Today in church we opened the services with a reminder that we are to love our enemies. We quoted Jesus, who said 'love your enemies and pray for those who persecute you'. I stood in front of our gathering and said we have to remember this - that there is another way. We have to remember to pray.

And so we did. Sincerely.

But later, I read the comments of a friend on social media, who wrote this brutal movement is not going away....they are more than willing to sacrifice their lives in order to kill as many innocent men, women and children, and finally, there in the dark, under the same stars that hang over everyone, all over the world, fear whispers. And I sense that everything is changing.

I am naive, I know. I am eternally optimistic and perhaps I keep my head in the sand too often. I believe the best - to the point of irrationality. There is truth, I am sure, to the value of innocence and empathy. The call to pray for our enemies has lasting value. It matters.

But in the dark, some things become more evident.

I stood on the deck for a while, listening to the stillness, until I recognized that all was not as it seemed. Far off in the distance, dogs barked incessantly. Others joined, creating a circle of sound whose source point I could not establish. It was faint, background white noise.

There were cracks and creaks in the woods. I heard the leaves rustling, the sound of an animal moving through the night.

Sounds and movements that I could not see; they were happening underneath the star-filled sky, and where I had stood for long moments thinking existentially about the vastness of the universe and the stars that shone on everyone, suddenly I heard things right in front of me that I could not see, and I was uneasy.

The darkness is, I think, worth exploring.
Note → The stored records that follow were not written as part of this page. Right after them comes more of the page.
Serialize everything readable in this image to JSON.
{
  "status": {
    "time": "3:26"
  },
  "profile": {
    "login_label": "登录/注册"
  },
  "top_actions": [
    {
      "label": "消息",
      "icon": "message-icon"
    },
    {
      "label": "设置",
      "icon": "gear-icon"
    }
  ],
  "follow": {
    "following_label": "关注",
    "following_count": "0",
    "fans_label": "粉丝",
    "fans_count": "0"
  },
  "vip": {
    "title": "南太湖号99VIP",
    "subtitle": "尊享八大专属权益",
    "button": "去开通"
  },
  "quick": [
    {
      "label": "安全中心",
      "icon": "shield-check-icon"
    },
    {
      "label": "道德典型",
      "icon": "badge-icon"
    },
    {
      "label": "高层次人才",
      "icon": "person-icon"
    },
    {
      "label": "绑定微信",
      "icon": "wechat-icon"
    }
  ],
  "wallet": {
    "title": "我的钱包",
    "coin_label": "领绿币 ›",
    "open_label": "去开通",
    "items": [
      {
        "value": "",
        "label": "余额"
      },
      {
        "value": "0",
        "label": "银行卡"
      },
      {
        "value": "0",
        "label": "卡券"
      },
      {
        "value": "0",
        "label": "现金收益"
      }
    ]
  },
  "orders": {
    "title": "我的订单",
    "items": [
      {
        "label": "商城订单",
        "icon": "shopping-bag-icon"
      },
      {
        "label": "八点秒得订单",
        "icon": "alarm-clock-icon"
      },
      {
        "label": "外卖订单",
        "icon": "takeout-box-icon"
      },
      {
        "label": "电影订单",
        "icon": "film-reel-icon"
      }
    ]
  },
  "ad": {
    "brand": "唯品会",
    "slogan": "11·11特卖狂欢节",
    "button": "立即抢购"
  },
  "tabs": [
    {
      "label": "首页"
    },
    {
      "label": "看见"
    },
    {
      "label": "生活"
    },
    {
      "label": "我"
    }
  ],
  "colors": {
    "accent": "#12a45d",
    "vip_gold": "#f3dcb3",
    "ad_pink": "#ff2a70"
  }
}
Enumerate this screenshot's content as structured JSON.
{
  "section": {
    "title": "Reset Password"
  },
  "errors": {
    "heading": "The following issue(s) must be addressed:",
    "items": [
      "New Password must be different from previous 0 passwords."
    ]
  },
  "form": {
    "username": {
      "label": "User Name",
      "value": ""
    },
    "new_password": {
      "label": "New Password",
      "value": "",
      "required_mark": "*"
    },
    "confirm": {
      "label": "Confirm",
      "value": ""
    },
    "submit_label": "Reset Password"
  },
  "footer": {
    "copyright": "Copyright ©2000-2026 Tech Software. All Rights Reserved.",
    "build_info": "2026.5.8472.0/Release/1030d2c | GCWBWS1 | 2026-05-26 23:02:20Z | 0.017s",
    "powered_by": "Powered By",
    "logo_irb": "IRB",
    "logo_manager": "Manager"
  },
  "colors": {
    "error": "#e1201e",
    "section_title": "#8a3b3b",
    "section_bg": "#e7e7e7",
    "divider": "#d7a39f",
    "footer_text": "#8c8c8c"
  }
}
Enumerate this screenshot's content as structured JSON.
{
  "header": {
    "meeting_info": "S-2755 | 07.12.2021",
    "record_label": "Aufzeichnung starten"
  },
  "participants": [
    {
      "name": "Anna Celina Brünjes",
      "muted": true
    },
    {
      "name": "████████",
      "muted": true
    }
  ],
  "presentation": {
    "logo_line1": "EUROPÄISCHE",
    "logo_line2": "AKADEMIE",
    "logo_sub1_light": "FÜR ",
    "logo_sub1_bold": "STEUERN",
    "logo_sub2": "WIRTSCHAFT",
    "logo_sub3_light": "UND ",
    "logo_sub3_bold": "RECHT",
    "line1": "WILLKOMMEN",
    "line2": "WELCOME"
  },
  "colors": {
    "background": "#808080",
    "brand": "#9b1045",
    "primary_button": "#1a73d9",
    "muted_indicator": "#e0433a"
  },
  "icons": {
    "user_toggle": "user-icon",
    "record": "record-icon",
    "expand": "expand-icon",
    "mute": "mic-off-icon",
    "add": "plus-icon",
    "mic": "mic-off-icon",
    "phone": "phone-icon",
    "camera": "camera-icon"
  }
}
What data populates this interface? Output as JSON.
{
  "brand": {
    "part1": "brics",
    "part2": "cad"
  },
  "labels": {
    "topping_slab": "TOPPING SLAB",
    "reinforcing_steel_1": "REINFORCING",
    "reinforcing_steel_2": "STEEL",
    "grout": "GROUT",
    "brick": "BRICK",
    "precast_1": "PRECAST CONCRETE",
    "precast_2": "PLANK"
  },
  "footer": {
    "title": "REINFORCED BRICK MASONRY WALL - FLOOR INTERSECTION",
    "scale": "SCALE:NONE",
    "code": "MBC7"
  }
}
But it is not altogether safe, not without the confidence that what I cannot see, but only hear and sense, will do no harm.

Tonight, I do not have that confidence.

No comments: